To do: Scan the data below and pick out the lines containing the word "name".

Data records for software interfaces:
■ ■ ■ ■

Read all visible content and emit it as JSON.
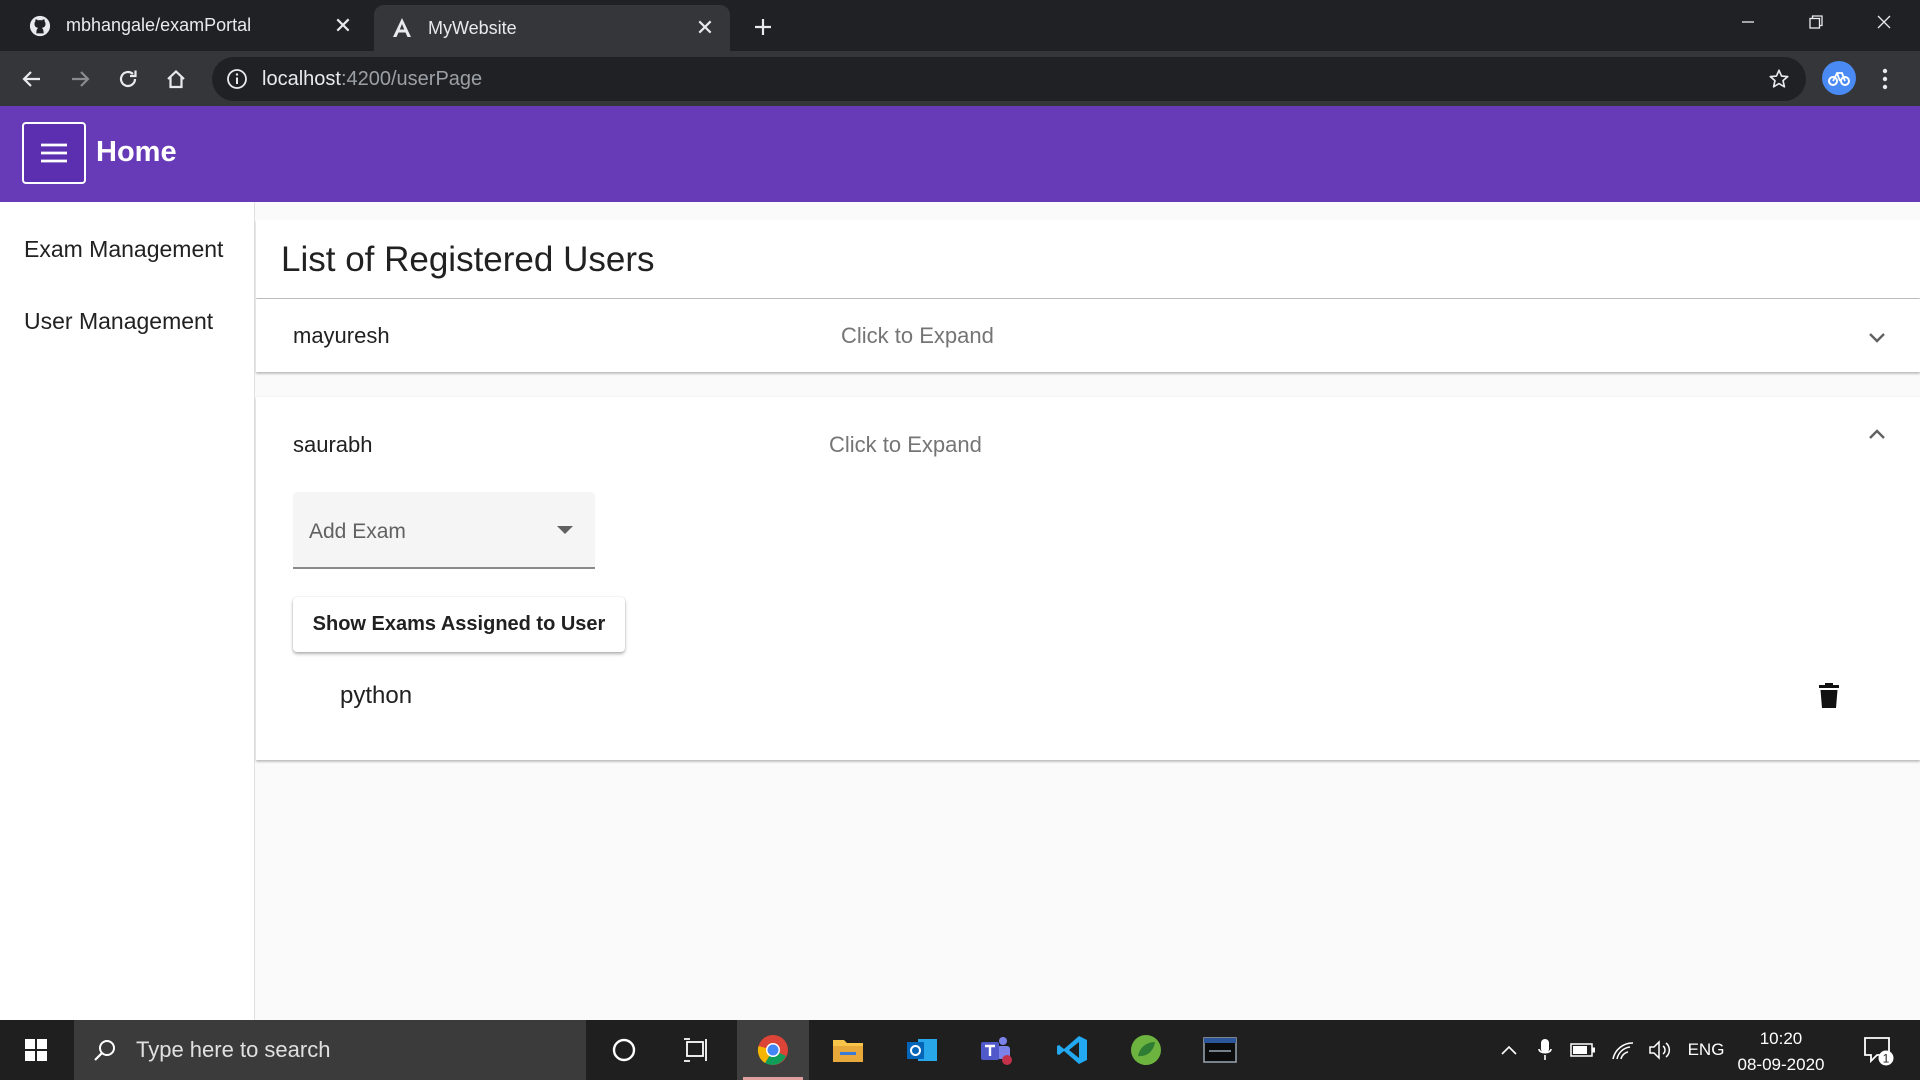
{
  "browser": {
    "tabs": [
      {
        "title": "mbhangale/examPortal",
        "favicon": "github-icon",
        "active": false
      },
      {
        "title": "MyWebsite",
        "favicon": "angular-icon",
        "active": true
      }
    ],
    "url_host": "localhost",
    "url_path": ":4200/userPage"
  },
  "app": {
    "header_title": "Home",
    "sidebar": {
      "items": [
        {
          "label": "Exam Management"
        },
        {
          "label": "User Management"
        }
      ]
    },
    "page_title": "List of Registered Users",
    "users": [
      {
        "name": "mayuresh",
        "description": "Click to Expand",
        "expanded": false
      },
      {
        "name": "saurabh",
        "description": "Click to Expand",
        "expanded": true,
        "add_exam_label": "Add Exam",
        "show_exams_button": "Show Exams Assigned to User",
        "exams": [
          {
            "name": "python"
          }
        ]
      }
    ]
  },
  "taskbar": {
    "search_placeholder": "Type here to search",
    "language": "ENG",
    "time": "10:20",
    "date": "08-09-2020",
    "notification_count": "1"
  },
  "colors": {
    "primary": "#673ab7",
    "browser_dark": "#202124",
    "browser_toolbar": "#35363a"
  }
}
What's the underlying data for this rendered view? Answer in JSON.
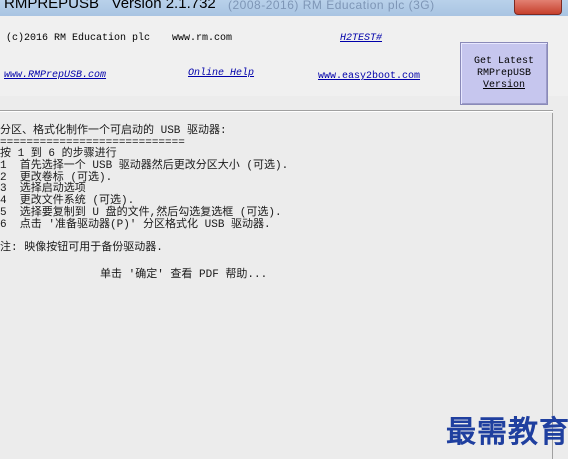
{
  "window": {
    "title": "RMPREPUSB   Version 2.1.732",
    "title_faded": "(2008-2016) RM Education plc (3G)"
  },
  "header": {
    "copyright": "(c)2016 RM Education plc",
    "site": "www.rm.com",
    "hotkey_link": "H2TEST#",
    "site_link": "www.RMPrepUSB.com",
    "online_help": "Online Help",
    "easy2boot": "www.easy2boot.com",
    "get_latest": {
      "line1": "Get Latest",
      "line2": "RMPrepUSB",
      "line3": "Version"
    }
  },
  "instructions": {
    "heading": "分区、格式化制作一个可启动的 USB 驱动器:",
    "rule": "============================",
    "step_intro": "按 1 到 6 的步骤进行",
    "steps": [
      "1  首先选择一个 USB 驱动器然后更改分区大小 (可选).",
      "2  更改卷标 (可选).",
      "3  选择启动选项",
      "4  更改文件系统 (可选).",
      "5  选择要复制到 U 盘的文件,然后勾选复选框 (可选).",
      "6  点击 '准备驱动器(P)' 分区格式化 USB 驱动器."
    ],
    "note": "注: 映像按钮可用于备份驱动器.",
    "pdf_help": "单击 '确定' 查看 PDF 帮助..."
  },
  "watermark": "最需教育",
  "colors": {
    "link": "#0000aa",
    "button_bg": "#c6c6ee",
    "watermark": "#1f3f9f"
  }
}
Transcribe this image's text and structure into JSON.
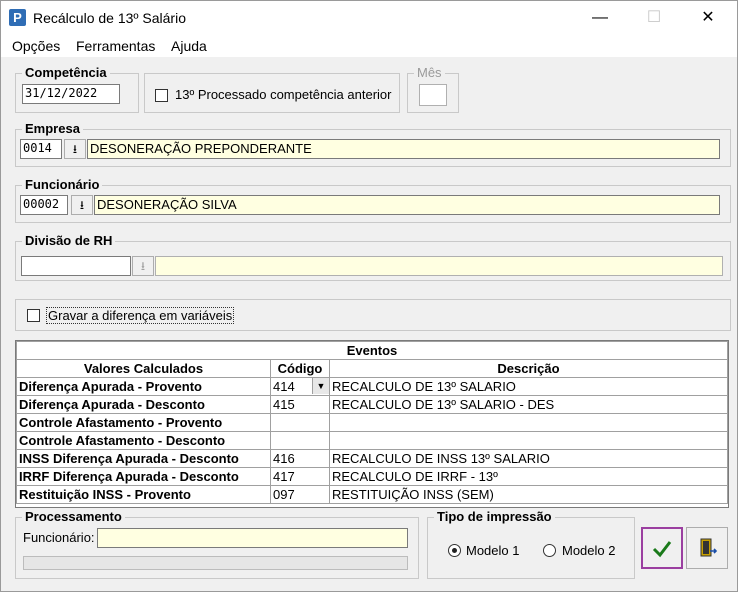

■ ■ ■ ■

Solution to this exercise:
        "name": "mayuresh",
        "name": "saurabh",
            "name": "python"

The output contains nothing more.